Every line of the data needs to be returned exactly.

--- DATA Enclosed Below ---

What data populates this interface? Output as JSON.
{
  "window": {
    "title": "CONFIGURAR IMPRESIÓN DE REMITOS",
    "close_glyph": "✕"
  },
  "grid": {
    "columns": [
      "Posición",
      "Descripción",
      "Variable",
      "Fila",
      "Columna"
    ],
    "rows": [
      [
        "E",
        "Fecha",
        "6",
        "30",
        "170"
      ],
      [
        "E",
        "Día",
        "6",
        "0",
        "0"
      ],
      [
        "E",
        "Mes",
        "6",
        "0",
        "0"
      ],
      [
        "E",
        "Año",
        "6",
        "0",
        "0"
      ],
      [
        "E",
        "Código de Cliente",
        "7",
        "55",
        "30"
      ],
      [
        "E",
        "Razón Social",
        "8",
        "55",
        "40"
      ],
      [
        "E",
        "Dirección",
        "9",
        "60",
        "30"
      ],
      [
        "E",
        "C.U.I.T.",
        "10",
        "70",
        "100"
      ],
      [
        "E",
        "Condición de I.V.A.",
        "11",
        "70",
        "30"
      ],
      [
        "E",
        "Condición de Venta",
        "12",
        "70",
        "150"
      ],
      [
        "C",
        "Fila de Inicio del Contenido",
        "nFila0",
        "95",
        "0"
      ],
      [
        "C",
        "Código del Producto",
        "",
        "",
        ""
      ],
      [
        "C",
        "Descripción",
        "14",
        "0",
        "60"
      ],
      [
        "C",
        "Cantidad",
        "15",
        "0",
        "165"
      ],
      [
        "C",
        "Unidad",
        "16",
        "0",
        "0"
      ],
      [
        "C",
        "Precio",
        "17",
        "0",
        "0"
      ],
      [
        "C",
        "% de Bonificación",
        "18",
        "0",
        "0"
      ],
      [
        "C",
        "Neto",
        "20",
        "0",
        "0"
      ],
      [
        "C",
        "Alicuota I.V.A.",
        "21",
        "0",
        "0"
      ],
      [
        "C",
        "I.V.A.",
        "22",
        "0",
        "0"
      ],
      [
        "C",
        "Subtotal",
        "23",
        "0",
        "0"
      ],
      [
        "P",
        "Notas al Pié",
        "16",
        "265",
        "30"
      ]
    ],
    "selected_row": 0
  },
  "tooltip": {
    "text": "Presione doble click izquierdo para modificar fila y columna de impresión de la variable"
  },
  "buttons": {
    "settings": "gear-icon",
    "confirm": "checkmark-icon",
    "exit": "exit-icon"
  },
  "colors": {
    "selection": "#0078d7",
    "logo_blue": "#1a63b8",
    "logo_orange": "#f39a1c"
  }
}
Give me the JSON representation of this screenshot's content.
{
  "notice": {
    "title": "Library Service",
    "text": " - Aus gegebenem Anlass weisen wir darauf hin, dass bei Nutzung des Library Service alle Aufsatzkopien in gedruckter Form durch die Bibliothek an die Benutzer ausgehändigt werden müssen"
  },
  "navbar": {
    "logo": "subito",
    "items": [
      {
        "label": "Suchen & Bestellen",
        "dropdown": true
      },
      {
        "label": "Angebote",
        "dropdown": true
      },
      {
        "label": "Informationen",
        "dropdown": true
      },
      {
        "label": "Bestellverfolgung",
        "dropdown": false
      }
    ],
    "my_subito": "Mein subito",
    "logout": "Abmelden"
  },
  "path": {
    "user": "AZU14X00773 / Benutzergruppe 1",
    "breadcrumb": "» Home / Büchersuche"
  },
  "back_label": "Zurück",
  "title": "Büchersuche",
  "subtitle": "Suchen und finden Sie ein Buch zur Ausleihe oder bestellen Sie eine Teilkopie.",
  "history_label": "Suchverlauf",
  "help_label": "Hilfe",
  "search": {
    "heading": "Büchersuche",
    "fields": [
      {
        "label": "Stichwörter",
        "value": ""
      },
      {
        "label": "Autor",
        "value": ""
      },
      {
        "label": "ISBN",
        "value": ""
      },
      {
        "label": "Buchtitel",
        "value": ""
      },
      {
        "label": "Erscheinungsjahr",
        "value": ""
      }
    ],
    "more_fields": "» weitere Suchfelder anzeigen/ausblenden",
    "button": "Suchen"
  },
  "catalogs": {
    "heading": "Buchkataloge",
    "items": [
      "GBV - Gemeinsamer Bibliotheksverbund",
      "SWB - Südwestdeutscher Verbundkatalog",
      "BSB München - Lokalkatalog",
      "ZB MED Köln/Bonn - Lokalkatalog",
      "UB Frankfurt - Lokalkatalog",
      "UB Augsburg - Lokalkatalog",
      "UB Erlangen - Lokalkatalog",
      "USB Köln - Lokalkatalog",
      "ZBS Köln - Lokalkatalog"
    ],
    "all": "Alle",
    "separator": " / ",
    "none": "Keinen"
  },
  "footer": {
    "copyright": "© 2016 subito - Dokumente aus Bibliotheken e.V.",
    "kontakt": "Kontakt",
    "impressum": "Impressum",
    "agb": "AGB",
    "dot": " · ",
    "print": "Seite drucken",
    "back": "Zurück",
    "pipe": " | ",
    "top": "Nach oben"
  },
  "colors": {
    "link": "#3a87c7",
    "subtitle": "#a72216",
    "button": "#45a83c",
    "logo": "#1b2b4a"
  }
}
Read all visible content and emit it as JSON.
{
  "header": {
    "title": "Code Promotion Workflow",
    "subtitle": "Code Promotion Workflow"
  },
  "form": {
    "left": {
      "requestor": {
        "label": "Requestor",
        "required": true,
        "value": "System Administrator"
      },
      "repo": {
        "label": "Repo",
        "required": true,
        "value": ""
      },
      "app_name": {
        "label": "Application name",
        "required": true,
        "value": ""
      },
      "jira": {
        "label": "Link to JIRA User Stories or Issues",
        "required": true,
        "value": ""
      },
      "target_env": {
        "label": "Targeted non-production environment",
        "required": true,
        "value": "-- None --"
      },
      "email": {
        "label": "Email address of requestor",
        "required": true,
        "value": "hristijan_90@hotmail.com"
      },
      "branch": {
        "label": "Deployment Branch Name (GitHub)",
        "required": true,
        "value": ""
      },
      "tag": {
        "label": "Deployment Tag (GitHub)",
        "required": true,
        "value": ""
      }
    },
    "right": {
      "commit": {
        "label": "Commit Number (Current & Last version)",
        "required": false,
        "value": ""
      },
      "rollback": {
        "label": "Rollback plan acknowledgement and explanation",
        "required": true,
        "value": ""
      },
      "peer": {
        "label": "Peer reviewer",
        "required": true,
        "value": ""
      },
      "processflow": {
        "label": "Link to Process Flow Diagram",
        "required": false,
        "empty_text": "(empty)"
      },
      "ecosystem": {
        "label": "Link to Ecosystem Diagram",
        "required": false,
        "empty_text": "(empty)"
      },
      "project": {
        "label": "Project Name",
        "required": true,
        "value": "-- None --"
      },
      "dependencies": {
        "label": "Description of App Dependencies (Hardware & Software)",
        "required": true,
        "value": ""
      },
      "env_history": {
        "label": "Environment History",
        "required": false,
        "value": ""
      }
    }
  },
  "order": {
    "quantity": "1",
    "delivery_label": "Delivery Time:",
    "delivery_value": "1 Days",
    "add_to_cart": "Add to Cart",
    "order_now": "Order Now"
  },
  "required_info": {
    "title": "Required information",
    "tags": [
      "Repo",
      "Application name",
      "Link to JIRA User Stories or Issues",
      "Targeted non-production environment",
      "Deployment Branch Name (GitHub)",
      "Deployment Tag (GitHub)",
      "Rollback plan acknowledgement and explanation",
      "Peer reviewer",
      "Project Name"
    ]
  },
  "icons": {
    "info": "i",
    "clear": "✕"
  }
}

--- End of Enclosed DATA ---

* EXERCISE SOLUTION *
What data populates this interface? Output as JSON.
{
  "window": {
    "title": "CONFIGURAR IMPRESIÓN DE REMITOS",
    "close_glyph": "✕"
  },
  "grid": {
    "columns": [
      "Posición",
      "Descripción",
      "Variable",
      "Fila",
      "Columna"
    ],
    "rows": [
      [
        "E",
        "Fecha",
        "6",
        "30",
        "170"
      ],
      [
        "E",
        "Día",
        "6",
        "0",
        "0"
      ],
      [
        "E",
        "Mes",
        "6",
        "0",
        "0"
      ],
      [
        "E",
        "Año",
        "6",
        "0",
        "0"
      ],
      [
        "E",
        "Código de Cliente",
        "7",
        "55",
        "30"
      ],
      [
        "E",
        "Razón Social",
        "8",
        "55",
        "40"
      ],
      [
        "E",
        "Dirección",
        "9",
        "60",
        "30"
      ],
      [
        "E",
        "C.U.I.T.",
        "10",
        "70",
        "100"
      ],
      [
        "E",
        "Condición de I.V.A.",
        "11",
        "70",
        "30"
      ],
      [
        "E",
        "Condición de Venta",
        "12",
        "70",
        "150"
      ],
      [
        "C",
        "Fila de Inicio del Contenido",
        "nFila0",
        "95",
        "0"
      ],
      [
        "C",
        "Código del Producto",
        "",
        "",
        ""
      ],
      [
        "C",
        "Descripción",
        "14",
        "0",
        "60"
      ],
      [
        "C",
        "Cantidad",
        "15",
        "0",
        "165"
      ],
      [
        "C",
        "Unidad",
        "16",
        "0",
        "0"
      ],
      [
        "C",
        "Precio",
        "17",
        "0",
        "0"
      ],
      [
        "C",
        "% de Bonificación",
        "18",
        "0",
        "0"
      ],
      [
        "C",
        "Neto",
        "20",
        "0",
        "0"
      ],
      [
        "C",
        "Alicuota I.V.A.",
        "21",
        "0",
        "0"
      ],
      [
        "C",
        "I.V.A.",
        "22",
        "0",
        "0"
      ],
      [
        "C",
        "Subtotal",
        "23",
        "0",
        "0"
      ],
      [
        "P",
        "Notas al Pié",
        "16",
        "265",
        "30"
      ]
    ],
    "selected_row": 0
  },
  "tooltip": {
    "text": "Presione doble click izquierdo para modificar fila y columna de impresión de la variable"
  },
  "buttons": {
    "settings": "gear-icon",
    "confirm": "checkmark-icon",
    "exit": "exit-icon"
  },
  "colors": {
    "selection": "#0078d7",
    "logo_blue": "#1a63b8",
    "logo_orange": "#f39a1c"
  }
}
Give me the JSON representation of this screenshot's content.
{
  "notice": {
    "title": "Library Service",
    "text": " - Aus gegebenem Anlass weisen wir darauf hin, dass bei Nutzung des Library Service alle Aufsatzkopien in gedruckter Form durch die Bibliothek an die Benutzer ausgehändigt werden müssen"
  },
  "navbar": {
    "logo": "subito",
    "items": [
      {
        "label": "Suchen & Bestellen",
        "dropdown": true
      },
      {
        "label": "Angebote",
        "dropdown": true
      },
      {
        "label": "Informationen",
        "dropdown": true
      },
      {
        "label": "Bestellverfolgung",
        "dropdown": false
      }
    ],
    "my_subito": "Mein subito",
    "logout": "Abmelden"
  },
  "path": {
    "user": "AZU14X00773 / Benutzergruppe 1",
    "breadcrumb": "» Home / Büchersuche"
  },
  "back_label": "Zurück",
  "title": "Büchersuche",
  "subtitle": "Suchen und finden Sie ein Buch zur Ausleihe oder bestellen Sie eine Teilkopie.",
  "history_label": "Suchverlauf",
  "help_label": "Hilfe",
  "search": {
    "heading": "Büchersuche",
    "fields": [
      {
        "label": "Stichwörter",
        "value": ""
      },
      {
        "label": "Autor",
        "value": ""
      },
      {
        "label": "ISBN",
        "value": ""
      },
      {
        "label": "Buchtitel",
        "value": ""
      },
      {
        "label": "Erscheinungsjahr",
        "value": ""
      }
    ],
    "more_fields": "» weitere Suchfelder anzeigen/ausblenden",
    "button": "Suchen"
  },
  "catalogs": {
    "heading": "Buchkataloge",
    "items": [
      "GBV - Gemeinsamer Bibliotheksverbund",
      "SWB - Südwestdeutscher Verbundkatalog",
      "BSB München - Lokalkatalog",
      "ZB MED Köln/Bonn - Lokalkatalog",
      "UB Frankfurt - Lokalkatalog",
      "UB Augsburg - Lokalkatalog",
      "UB Erlangen - Lokalkatalog",
      "USB Köln - Lokalkatalog",
      "ZBS Köln - Lokalkatalog"
    ],
    "all": "Alle",
    "separator": " / ",
    "none": "Keinen"
  },
  "footer": {
    "copyright": "© 2016 subito - Dokumente aus Bibliotheken e.V.",
    "kontakt": "Kontakt",
    "impressum": "Impressum",
    "agb": "AGB",
    "dot": " · ",
    "print": "Seite drucken",
    "back": "Zurück",
    "pipe": " | ",
    "top": "Nach oben"
  },
  "colors": {
    "link": "#3a87c7",
    "subtitle": "#a72216",
    "button": "#45a83c",
    "logo": "#1b2b4a"
  }
}
Read all visible content and emit it as JSON.
{
  "header": {
    "title": "Code Promotion Workflow",
    "subtitle": "Code Promotion Workflow"
  },
  "form": {
    "left": {
      "requestor": {
        "label": "Requestor",
        "required": true,
        "value": "System Administrator"
      },
      "repo": {
        "label": "Repo",
        "required": true,
        "value": ""
      },
      "app_name": {
        "label": "Application name",
        "required": true,
        "value": ""
      },
      "jira": {
        "label": "Link to JIRA User Stories or Issues",
        "required": true,
        "value": ""
      },
      "target_env": {
        "label": "Targeted non-production environment",
        "required": true,
        "value": "-- None --"
      },
      "email": {
        "label": "Email address of requestor",
        "required": true,
        "value": "hristijan_90@hotmail.com"
      },
      "branch": {
        "label": "Deployment Branch Name (GitHub)",
        "required": true,
        "value": ""
      },
      "tag": {
        "label": "Deployment Tag (GitHub)",
        "required": true,
        "value": ""
      }
    },
    "right": {
      "commit": {
        "label": "Commit Number (Current & Last version)",
        "required": false,
        "value": ""
      },
      "rollback": {
        "label": "Rollback plan acknowledgement and explanation",
        "required": true,
        "value": ""
      },
      "peer": {
        "label": "Peer reviewer",
        "required": true,
        "value": ""
      },
      "processflow": {
        "label": "Link to Process Flow Diagram",
        "required": false,
        "empty_text": "(empty)"
      },
      "ecosystem": {
        "label": "Link to Ecosystem Diagram",
        "required": false,
        "empty_text": "(empty)"
      },
      "project": {
        "label": "Project Name",
        "required": true,
        "value": "-- None --"
      },
      "dependencies": {
        "label": "Description of App Dependencies (Hardware & Software)",
        "required": true,
        "value": ""
      },
      "env_history": {
        "label": "Environment History",
        "required": false,
        "value": ""
      }
    }
  },
  "order": {
    "quantity": "1",
    "delivery_label": "Delivery Time:",
    "delivery_value": "1 Days",
    "add_to_cart": "Add to Cart",
    "order_now": "Order Now"
  },
  "required_info": {
    "title": "Required information",
    "tags": [
      "Repo",
      "Application name",
      "Link to JIRA User Stories or Issues",
      "Targeted non-production environment",
      "Deployment Branch Name (GitHub)",
      "Deployment Tag (GitHub)",
      "Rollback plan acknowledgement and explanation",
      "Peer reviewer",
      "Project Name"
    ]
  },
  "icons": {
    "info": "i",
    "clear": "✕"
  }
}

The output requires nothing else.